The potential for your submarine to take damage, losing you points and maybe even seeing you eliminated from the game, is a huge part of Varuna. It drives decisions and backs players into a corner, forcing them to knowingly take sub-optimal moves. It also adds a risk factor to taking too many of one colour of card. Every time the cards are flipped there’s the worry a lot of damage is going to come out of the decks, especially when players get low down the tracker. At the end of the game though it’s your fault how many points are lost, as selecting the cards negates damage and players can gain shields to mitigate a lot.
Varuna isn’t just another Demeter, as it offers a very different set of combos to be triggered in a new variety of ways. Having multiple starting locations is a rather new choice to make in a flip and write, and the choices only start there. The potential for damage to completely eliminate you or just cause a large loss of points makes you play differently, though points are always the aim. With many ways to score it’s easy to at least make some progress, whether that’s from piloting the submarine around or studying dinosaurs. Whether you’re a fan of Demeter or new to the Ganymede universe of games, Varuna offers a thinky, combo filled flip and write experience. It might not be for families but for gamers it’s a real dinosaur discovery.

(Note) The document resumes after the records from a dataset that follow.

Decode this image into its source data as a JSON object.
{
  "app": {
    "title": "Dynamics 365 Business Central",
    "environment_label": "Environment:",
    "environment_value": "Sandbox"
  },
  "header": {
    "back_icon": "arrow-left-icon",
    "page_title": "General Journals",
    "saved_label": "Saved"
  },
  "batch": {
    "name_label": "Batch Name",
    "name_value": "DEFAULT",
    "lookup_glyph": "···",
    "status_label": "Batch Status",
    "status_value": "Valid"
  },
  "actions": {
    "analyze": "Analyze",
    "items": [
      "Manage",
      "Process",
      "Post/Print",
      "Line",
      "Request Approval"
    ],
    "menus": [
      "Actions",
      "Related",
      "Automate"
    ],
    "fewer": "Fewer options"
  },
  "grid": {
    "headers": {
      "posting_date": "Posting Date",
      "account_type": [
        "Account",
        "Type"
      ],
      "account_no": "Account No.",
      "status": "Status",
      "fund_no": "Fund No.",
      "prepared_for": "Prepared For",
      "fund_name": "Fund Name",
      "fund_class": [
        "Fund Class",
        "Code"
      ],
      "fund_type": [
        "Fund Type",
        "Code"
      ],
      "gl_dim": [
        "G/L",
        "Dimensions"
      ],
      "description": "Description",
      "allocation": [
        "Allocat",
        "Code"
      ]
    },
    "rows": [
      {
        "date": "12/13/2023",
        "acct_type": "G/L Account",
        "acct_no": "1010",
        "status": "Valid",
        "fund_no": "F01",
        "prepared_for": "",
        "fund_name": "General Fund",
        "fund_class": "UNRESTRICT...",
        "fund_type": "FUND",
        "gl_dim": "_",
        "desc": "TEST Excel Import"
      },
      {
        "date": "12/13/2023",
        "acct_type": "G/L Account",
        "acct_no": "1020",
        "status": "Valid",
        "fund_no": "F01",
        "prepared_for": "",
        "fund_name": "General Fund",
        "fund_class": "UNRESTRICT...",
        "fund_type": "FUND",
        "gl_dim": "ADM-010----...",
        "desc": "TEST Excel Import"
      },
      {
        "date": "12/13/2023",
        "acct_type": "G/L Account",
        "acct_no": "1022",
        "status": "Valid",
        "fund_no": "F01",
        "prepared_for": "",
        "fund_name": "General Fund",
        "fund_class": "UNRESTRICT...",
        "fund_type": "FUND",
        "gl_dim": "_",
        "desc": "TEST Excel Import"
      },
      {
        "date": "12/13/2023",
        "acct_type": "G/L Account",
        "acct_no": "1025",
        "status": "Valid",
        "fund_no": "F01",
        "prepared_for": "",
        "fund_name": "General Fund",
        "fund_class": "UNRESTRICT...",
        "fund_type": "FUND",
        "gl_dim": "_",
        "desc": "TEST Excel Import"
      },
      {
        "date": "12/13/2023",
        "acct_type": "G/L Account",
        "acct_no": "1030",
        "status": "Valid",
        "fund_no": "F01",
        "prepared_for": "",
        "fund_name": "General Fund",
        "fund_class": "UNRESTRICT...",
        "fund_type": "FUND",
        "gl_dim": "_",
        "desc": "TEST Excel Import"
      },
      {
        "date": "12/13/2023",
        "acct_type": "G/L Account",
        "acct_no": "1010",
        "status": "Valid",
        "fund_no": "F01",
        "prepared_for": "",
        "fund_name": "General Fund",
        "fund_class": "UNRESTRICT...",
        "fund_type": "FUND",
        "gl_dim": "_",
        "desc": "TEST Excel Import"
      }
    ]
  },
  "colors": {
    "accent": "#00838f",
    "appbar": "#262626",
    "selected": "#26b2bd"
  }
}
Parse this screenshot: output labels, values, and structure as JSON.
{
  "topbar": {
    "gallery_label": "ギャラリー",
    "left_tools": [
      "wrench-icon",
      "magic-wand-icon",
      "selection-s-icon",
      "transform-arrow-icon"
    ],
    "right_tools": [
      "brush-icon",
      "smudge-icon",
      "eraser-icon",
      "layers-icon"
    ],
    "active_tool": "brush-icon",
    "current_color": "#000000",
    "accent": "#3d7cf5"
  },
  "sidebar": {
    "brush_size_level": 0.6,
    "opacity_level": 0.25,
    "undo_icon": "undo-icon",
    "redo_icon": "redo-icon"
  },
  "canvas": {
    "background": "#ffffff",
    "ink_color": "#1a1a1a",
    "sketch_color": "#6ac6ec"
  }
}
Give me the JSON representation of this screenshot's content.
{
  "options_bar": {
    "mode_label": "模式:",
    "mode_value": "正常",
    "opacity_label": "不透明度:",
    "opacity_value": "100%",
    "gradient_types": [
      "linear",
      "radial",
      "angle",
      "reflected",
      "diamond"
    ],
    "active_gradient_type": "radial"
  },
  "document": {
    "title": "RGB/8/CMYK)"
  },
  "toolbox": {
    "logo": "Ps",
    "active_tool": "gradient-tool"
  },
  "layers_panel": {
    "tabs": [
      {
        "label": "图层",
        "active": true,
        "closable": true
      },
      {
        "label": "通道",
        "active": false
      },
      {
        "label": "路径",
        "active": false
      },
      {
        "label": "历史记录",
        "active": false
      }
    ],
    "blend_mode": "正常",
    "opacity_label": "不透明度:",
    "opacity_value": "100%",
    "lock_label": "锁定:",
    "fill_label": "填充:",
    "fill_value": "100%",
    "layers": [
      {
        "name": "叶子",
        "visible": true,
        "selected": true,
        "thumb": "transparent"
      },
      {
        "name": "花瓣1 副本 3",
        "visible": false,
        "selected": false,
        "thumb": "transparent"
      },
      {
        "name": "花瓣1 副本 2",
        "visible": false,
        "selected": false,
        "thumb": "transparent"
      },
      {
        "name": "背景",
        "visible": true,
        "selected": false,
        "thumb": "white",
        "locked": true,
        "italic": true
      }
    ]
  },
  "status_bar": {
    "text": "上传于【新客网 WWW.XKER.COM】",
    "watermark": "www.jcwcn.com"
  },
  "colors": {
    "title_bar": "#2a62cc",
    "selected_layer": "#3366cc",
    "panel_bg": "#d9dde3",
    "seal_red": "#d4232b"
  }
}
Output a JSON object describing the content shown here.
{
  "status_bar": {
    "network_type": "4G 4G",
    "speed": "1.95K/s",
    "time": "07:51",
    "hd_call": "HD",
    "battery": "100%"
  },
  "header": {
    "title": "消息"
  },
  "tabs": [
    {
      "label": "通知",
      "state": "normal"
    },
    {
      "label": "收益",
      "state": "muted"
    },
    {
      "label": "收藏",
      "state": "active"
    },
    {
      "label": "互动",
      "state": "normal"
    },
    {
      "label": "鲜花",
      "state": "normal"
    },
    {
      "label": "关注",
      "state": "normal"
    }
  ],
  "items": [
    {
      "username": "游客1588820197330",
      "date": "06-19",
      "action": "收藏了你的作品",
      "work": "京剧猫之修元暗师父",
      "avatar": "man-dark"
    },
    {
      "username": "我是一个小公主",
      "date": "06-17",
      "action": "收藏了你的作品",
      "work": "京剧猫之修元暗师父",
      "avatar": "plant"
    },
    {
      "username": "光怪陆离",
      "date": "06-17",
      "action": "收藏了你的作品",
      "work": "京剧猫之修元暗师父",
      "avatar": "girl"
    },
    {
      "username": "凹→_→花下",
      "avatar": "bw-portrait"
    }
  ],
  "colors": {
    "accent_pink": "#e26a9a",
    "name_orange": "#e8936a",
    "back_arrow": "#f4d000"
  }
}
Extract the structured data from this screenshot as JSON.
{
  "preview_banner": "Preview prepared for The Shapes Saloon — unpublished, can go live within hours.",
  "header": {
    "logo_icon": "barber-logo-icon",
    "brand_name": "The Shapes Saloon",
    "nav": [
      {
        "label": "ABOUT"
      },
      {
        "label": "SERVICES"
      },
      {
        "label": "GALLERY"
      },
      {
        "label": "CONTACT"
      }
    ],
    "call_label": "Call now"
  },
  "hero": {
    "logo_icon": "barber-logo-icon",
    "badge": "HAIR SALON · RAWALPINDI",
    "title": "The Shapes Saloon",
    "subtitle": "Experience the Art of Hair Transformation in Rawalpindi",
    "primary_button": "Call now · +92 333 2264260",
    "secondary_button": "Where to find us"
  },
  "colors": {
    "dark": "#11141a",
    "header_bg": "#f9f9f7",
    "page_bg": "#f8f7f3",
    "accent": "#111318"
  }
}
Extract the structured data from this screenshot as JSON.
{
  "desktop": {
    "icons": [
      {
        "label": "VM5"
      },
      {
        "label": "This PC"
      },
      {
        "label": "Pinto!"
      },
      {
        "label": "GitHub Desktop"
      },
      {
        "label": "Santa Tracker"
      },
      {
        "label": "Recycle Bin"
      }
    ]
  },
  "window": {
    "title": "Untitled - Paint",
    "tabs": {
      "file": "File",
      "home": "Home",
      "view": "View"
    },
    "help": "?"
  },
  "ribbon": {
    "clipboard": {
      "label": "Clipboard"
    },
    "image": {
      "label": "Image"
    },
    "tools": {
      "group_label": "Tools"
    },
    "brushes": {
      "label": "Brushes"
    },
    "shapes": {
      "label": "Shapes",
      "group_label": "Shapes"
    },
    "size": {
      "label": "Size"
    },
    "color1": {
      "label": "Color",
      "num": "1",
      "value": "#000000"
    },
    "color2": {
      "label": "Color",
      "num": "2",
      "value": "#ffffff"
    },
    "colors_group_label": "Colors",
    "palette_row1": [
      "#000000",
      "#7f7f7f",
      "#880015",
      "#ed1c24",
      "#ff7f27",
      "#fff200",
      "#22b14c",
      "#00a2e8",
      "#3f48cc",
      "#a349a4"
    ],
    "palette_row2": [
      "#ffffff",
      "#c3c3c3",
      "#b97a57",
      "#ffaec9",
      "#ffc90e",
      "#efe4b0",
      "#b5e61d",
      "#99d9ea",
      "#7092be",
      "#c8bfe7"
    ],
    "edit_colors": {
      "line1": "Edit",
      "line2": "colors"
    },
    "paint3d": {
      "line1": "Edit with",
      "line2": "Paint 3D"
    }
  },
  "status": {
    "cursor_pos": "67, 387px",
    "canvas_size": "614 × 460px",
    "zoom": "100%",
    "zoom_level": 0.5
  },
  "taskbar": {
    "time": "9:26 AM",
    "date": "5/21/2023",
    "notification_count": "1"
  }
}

(Editor’s Note: Varuna was provided to us by Hachette Boardgames UK for the review. The game is currently available from local board game stores! Find your local store here.)